His hopes of seeing a biblical reformation in Italy soared when, in 1604, the Republic of Venice launched an open challenge to papal authority and its blatant corruption. He visited Venice twice, under the pseudonym of Giovanni Coreglia, and worked with others to the realization of this dream.
In 1618, the situation in Europe was tense. The Thirty Years’ War (1618-1648) was only a natural consequence of the religious and political conflicts of the previous century. On top of this, the Protestant camp was becoming dangerously divided by what many recognized as a semi-Pelagian tendency at best – an attempt to attribute our salvation to anything other than Christ alone, by grace alone, and through faith alone.
This tendency became evident when Dutch professor Jacob Arminius gave new interpretations to Paul’s Epistle to the Romans – particularly chapter 7 and 9 – questioning doctrines which had until then been historically accepted (such as a Christian’s battle against a sinful nature and God’s eternal decrees). After his death, his teachings gained followers, who became known as Remonstrants (later Arminians).
The Remonstrants’ questions spread throughout the churches, fostering division, so much that in the Low Countries there were Arminian cities and regions, with rulers fighting against each other.
The advance of a Contra-Remonstrant leader, Maurice of Nassau, allowed concerned Dutch theologians to gather an international synod in the city of Dort (Dordrecht) to discuss the Remonstrants’ thesis. The delegation from Geneva included an Italian – Giovanni Diodati.

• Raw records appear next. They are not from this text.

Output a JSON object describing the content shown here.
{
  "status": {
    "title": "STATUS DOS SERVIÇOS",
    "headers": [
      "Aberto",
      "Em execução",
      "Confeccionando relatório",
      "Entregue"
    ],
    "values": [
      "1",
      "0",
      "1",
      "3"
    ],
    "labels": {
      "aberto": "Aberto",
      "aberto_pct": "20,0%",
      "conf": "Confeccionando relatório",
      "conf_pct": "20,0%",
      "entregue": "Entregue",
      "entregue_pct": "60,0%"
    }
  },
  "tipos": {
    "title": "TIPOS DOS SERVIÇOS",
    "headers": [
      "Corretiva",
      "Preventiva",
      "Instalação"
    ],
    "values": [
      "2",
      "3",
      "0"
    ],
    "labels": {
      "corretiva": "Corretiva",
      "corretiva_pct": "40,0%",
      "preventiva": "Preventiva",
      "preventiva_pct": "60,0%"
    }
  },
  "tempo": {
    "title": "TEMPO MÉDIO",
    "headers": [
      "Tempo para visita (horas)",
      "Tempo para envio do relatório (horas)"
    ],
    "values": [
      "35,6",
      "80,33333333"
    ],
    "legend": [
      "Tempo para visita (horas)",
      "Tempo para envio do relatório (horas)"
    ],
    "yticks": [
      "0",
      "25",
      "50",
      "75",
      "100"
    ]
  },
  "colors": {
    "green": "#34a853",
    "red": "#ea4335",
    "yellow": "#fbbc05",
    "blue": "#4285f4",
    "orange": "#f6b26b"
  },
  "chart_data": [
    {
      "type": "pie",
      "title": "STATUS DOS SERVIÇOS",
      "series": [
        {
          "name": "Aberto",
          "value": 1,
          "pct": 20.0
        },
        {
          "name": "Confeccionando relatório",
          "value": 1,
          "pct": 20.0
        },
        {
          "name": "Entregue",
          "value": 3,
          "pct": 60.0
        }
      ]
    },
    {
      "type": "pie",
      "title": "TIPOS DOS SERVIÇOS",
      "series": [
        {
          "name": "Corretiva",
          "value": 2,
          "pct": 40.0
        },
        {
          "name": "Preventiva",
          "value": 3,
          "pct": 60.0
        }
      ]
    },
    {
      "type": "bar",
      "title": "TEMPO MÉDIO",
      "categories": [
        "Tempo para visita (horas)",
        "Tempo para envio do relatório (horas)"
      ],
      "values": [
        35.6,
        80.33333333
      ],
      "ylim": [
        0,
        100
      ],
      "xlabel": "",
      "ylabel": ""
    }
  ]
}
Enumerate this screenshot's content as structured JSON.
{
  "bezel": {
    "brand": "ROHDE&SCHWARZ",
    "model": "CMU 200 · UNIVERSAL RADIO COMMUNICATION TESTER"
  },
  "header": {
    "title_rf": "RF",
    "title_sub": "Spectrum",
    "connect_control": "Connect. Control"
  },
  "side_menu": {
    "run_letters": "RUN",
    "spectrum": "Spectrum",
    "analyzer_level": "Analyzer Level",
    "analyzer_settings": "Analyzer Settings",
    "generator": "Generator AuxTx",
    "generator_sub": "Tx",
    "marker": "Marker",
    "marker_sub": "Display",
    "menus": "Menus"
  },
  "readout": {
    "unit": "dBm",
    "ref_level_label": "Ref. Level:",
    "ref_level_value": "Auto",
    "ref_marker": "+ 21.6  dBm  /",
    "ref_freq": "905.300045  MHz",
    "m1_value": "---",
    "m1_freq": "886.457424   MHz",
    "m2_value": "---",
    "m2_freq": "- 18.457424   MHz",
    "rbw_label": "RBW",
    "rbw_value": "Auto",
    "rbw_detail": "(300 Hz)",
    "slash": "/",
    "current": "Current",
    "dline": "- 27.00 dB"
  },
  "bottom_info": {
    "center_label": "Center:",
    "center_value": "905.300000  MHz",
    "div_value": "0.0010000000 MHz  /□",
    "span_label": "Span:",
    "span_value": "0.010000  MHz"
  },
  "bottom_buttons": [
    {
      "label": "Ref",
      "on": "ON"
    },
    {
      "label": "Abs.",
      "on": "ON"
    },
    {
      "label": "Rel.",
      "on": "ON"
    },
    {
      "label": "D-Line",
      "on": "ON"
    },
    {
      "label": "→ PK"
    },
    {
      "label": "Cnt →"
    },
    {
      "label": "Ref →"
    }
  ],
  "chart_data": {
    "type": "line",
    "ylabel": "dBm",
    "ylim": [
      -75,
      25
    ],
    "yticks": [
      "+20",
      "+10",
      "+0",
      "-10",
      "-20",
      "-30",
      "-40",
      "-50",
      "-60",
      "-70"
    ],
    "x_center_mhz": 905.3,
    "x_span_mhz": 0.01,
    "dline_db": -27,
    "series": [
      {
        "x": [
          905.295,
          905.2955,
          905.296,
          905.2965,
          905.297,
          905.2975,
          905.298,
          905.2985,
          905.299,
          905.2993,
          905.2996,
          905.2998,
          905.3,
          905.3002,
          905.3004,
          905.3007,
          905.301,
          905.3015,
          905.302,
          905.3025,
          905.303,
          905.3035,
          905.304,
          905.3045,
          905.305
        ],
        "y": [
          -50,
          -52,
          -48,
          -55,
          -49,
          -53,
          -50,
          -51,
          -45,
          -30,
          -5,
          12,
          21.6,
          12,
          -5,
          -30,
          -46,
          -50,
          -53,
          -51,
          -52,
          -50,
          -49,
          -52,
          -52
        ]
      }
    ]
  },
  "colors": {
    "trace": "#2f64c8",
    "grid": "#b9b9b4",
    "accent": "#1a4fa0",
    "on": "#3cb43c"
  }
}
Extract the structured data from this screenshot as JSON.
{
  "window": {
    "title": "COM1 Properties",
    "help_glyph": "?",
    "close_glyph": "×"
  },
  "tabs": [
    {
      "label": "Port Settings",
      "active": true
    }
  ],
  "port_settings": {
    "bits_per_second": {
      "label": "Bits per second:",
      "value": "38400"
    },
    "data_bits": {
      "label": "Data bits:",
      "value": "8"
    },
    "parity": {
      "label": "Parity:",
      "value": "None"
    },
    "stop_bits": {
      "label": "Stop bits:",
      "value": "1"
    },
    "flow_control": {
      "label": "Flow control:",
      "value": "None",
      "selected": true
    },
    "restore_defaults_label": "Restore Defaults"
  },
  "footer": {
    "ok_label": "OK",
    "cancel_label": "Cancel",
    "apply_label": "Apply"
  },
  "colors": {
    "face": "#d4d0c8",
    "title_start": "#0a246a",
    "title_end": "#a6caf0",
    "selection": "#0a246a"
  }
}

In reality, Diodati had no desire to travel to the Low Countries, and suggested that his nephew Bénédict Turretin (who would become father of the renowned Francis) take his place. Turretin was, like Diodati, a theology professor, who had already shown diplomatic skills. In some ways, it might have seen a better choice, especially since the Genevan delegation was also given the task of negotiating with the Dutch authorities for a remission of financial debts.
In any case, his request was denied, and he dutifully left for Dordt with his colleague Theodore Tronchin. Overall, it was a good choice. Diodati had demonstrated a remarkable faithfulness to the doctrines of the Reformation, an impressive spirit of initiative, and a sincere concern for the church of Italian refugees he pastored in Geneva. Besides, he was well known and respected all over Europe – mostly for his activity as Bible translator and his active efforts to promote the separation of the Republic of Venice from the Roman Catholic Church.
Giovanni Diodati was born in Geneva on June 3, 1576. His father Carlo was among the Christians who had emigrated from Lucca ten years earlier, after the evangelical ministry of the Reformer Peter Martyr Vermigli had provoked a harsh papal reaction. In spite of his young age (he was only 25 when he arrived in Geneva), Carlo became one of the most prosperous and esteemed merchants in the Swiss city, earning the means to give Giovanni the best education.
Giovanni excelled in his studies at the Geneva and Herborn Academies, becoming doctor of theology at 19 and professor of Hebrew at 20. He went on to teach the Geneva Academy, earning a reputation as one of the best linguists.
In 1600, he married Maddalena Burlamacchi, also from Lucca. Together, they had nine children: five boys and four girls. Besides teaching, he pastored the Italian church in Geneva.